NNO was a good time

By Buck Traxler, I-O Editor
NNO was a good time
BOWLING FOR POP — Naomi Yeager, a third grader, lets a watermelon bowling ball rip across the grass to pins of Coca-Cola. This was a popular kids’ game at the National Night Out on Tuesday. I-O Photo by Buck Traxler
   Despite the cool temperatures and wind that actually made it chilly out, the first National Night Out (NNO) in Conrad was a good time.
   The NNO is a national event put on by communities and taking place around the country from Hoboken, N.J. to San Diego and points in between.
   The events go on throughout the U.S. every year, starting 26 years ago. This is the first time the event has been put on in Conrad.
   The theme of “America’s Night out against Crime” afforded local, state and federal law enforcement agencies the opportunity to work with the community to raise awareness of the law enforcement mission and to try and develop the partnerships that are critical to keeping our communities safe.
   Law enforcement agencies had a wide variety of informational tables set up and could talk one-on-one with community members, or have demonstrations, such as the Crash Machine from the MHP with Sgt. Bob Bender who is stationed in Shelby and the K-9 demonstration with J. Taylor (Not to be confused with Dr. J. Taylor) and his dog Diana from the Border patrol, also in Shelby.
   Taylor told the I-O that Diana, a three-year-old German Shepherd, is a drug sniffer and detection dog.
   She came from a training center in El Paso, Texas, by way of Germany and cost about $40,000 to train.
   On a typical day, the Border Patrol may have (nationally) 2,796 apprehensions at and in between our nation’s ports of entry; make 73 criminal arrests, intercept 76 fraudulent documents, seize 7,621 pounds of drugs and close to $300,000 in undeclared currency.
   “It’s all in a day’s work,” said Taylor who had been stationed in southern California before being posted at the Port of Sweet Grass.
   Another neat place to visit was the crime lab trailer, kind of obscure in the corner of the park.
   Their trailer had over $2 million of high tech equipment packed into it and the “lab rats” as they called themselves were more than happy to tell you all about it.
   They can test for dirty bombs, DNA, bio-hazard materials and spills and a variety of other things.
   There are only 50 such labs in the U.S. one in each state, so Conrad was lucky to have the lab on site.
   Admittedly one night out is certainly not an answer to crime, drugs and violence.
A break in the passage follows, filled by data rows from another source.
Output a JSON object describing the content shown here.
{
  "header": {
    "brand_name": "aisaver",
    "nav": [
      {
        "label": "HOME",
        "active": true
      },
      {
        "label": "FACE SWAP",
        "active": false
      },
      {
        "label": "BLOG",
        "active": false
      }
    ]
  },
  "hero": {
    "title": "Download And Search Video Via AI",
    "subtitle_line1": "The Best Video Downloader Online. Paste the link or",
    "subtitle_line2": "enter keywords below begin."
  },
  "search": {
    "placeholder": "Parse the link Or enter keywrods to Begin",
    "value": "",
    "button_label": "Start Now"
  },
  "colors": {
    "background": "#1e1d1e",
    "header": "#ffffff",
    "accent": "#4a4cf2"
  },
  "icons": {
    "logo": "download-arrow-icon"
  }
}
   However, NNO does represent the kind of community spirit, energy and determination that is helping to make neighborhoods safer throughout the year.
   In future years, NNO can only get better in putting out its crime prevention messages and successes.